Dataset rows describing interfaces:

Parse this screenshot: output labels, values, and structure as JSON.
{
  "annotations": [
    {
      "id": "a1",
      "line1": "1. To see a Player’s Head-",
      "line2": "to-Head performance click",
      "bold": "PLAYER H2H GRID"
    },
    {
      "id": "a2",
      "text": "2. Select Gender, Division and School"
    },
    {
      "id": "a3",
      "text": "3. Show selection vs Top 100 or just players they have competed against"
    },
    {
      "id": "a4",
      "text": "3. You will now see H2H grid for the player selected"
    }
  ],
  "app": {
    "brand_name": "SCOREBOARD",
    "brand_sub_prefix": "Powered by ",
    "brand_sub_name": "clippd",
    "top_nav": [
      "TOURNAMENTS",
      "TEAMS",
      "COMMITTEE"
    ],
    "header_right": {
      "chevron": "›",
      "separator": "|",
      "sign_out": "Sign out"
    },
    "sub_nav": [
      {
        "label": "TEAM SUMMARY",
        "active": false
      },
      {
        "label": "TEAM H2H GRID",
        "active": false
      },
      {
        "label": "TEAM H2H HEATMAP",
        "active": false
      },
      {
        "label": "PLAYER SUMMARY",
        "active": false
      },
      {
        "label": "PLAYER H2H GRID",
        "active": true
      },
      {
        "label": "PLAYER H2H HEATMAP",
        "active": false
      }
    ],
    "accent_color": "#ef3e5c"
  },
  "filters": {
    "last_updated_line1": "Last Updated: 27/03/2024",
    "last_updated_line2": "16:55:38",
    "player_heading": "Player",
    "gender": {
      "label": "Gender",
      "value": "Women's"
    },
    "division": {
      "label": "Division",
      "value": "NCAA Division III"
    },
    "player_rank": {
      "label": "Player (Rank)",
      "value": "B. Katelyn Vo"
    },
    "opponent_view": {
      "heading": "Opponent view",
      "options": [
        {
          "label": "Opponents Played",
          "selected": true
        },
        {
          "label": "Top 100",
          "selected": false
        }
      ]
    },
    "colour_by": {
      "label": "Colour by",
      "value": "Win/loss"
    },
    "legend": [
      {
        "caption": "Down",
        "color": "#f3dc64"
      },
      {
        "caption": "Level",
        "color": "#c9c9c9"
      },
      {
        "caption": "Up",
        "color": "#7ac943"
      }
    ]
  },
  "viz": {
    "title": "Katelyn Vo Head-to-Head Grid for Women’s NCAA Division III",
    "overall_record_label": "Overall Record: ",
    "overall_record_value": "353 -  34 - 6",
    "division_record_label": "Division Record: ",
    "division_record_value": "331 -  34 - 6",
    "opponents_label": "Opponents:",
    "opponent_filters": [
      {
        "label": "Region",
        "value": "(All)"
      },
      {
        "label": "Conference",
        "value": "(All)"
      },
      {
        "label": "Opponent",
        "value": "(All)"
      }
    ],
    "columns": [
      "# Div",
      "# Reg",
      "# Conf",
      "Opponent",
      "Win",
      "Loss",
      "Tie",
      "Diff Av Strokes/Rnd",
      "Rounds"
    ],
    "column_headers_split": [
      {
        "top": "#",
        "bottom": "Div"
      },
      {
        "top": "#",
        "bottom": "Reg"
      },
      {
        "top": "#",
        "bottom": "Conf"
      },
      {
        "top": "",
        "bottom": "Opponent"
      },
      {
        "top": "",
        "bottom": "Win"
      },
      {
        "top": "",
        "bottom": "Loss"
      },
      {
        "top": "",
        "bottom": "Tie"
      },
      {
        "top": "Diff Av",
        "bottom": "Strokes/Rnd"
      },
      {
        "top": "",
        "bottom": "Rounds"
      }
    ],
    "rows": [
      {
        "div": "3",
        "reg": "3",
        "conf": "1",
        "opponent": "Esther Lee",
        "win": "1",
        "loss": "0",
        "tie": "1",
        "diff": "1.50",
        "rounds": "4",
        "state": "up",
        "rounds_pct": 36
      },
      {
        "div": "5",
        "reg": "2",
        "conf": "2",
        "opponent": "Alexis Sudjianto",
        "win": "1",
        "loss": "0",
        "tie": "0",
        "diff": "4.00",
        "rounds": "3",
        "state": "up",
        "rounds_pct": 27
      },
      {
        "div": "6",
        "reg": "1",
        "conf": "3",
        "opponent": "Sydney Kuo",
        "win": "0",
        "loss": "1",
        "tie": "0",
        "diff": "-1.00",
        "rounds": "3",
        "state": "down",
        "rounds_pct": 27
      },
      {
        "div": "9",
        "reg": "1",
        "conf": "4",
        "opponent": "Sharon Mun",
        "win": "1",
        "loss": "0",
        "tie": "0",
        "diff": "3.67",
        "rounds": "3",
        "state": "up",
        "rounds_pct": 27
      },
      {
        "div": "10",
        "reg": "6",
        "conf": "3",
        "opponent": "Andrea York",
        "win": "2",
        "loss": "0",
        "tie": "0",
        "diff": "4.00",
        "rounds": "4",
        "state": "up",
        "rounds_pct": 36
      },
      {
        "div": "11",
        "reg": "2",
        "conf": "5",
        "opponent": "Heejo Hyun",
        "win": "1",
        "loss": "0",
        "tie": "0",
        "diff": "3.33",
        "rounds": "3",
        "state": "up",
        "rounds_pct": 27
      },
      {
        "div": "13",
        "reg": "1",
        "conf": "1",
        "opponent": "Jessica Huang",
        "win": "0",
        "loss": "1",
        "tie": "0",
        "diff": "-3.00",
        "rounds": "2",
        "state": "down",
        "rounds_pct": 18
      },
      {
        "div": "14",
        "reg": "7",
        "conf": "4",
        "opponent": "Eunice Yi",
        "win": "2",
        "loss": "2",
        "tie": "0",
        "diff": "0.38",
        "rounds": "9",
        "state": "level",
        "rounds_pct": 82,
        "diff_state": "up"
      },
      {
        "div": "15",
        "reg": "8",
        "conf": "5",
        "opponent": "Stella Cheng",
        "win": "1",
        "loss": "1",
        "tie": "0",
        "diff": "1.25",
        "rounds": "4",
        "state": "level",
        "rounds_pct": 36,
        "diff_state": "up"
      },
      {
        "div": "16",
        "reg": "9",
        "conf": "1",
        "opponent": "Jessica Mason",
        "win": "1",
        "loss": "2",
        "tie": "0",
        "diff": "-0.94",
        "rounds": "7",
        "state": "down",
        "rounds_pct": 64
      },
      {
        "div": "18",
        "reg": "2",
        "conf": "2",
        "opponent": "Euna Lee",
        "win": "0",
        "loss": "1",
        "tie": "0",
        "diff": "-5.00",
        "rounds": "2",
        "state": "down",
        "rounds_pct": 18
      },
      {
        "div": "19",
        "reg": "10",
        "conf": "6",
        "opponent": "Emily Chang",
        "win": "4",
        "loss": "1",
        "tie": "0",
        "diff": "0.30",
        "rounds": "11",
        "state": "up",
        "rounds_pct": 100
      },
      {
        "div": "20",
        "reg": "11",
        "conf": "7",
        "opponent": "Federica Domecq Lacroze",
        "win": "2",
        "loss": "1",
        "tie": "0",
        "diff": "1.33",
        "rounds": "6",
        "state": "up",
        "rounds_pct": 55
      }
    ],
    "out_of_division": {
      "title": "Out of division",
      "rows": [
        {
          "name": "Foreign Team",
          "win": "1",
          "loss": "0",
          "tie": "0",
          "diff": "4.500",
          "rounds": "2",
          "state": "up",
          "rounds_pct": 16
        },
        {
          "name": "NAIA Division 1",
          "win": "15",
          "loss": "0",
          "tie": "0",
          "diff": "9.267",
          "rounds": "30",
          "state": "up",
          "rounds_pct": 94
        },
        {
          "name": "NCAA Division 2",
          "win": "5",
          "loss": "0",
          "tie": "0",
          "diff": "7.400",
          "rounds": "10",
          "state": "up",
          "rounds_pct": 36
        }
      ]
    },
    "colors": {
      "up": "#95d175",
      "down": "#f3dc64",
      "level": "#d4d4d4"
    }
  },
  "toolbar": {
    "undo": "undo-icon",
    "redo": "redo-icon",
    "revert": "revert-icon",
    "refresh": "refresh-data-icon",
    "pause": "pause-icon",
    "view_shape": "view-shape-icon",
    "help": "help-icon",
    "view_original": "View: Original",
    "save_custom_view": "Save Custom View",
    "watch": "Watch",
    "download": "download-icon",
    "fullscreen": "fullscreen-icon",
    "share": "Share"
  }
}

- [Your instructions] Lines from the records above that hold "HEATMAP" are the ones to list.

- [Answer area]
        "label": "TEAM H2H HEATMAP",
        "label": "PLAYER H2H HEATMAP",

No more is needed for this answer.